Uninsured students may be eligible for free vaccination through Dane County Public Health. Their number is 266-4821.
- If you are age 18 or younger
- If you are age 19 or older, and you have a serious health condition
Students that share a residence with a UW-Madison student may get vaccinated for free through Dane County Public Health. Call 266-4821 to schedule.
What is meningitis?
Meninigitis—inflammation of the lining surrounding the brain and spinal cord—can be caused by both bacteria and viruses. A serious form is caused by the meningococcal bacteria. Meningococcal bacteria are spread through close contact with an infected person’s oral or nasal secretions, such as kissing, sharing cups, or sharing tobacco products. It’s very rare, often comes on suddenly, and can progress rapidly. Meningococcal disease is typically treated with antibiotics.
I already got meningitis shots from my doctor at home as a teenager. Do I still need to get a meningitis B vaccination?
Most likely. Most students are immunized against serogroup ACYW but not against serogroup B. Serogroup B vaccine has only recently become available and is not routinely recommended, although most outbreaks in recent years have been of the serogroup B type.
I am not a student, should I get the vaccine?
Health Services recommends that all undergraduate students consider being vaccinated against meningococcal disease serogroup B. Persons with conditions that compromise their immunity, especially persons who have complement component deficiencies are encouraged to get the vaccine.
If you are an adult employee of the College over the age of 26, you are not considered in a high risk group and do not need the vaccine. Employees under the age of 26 can talk with a provider about the nature of their contact with students to decide if the vaccine is need.
If I already got one dose at home of the meningitis B vaccine (either Bexsero or Trumenba), can I get the remaining dose(s) at Health Services?
Yes, we offer both vaccines to complete your vaccine series. The two vaccine products cannot be interchanged. It is important that we receive your prior records so that we can verify the proper vaccine and dosage timing. Please bring in your immunization records when you come for the shot. The Wisconsin Immunization Registry contains records for children and adults who were vaccinated in the state of Wisconsin.
How do I handle the second dose if I got my first dose from my provider at home?
It’s a good idea to get documentation of any immunizations you have been given for your personal health records.

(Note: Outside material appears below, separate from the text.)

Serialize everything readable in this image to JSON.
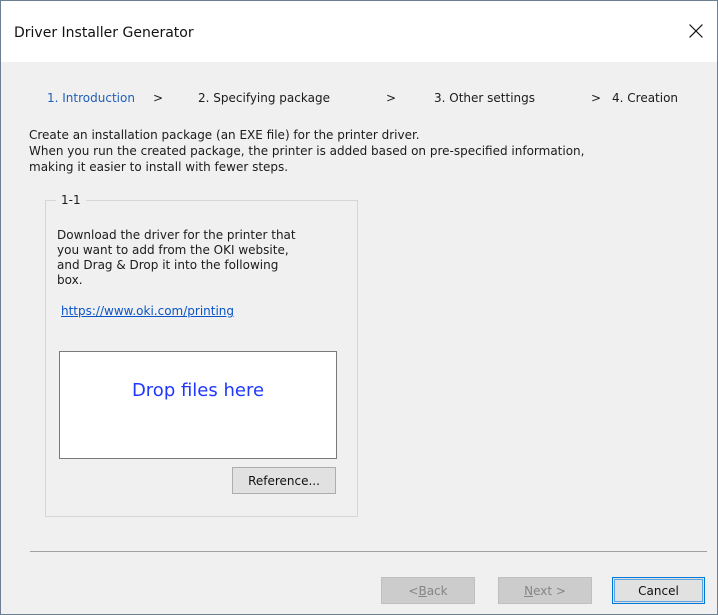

Where can I get additional information?
You can contact us at firstname.lastname@example.org. You can also call us at 608.663.8334
For more information about meningitis, check out the CDC meningitis fact sheet.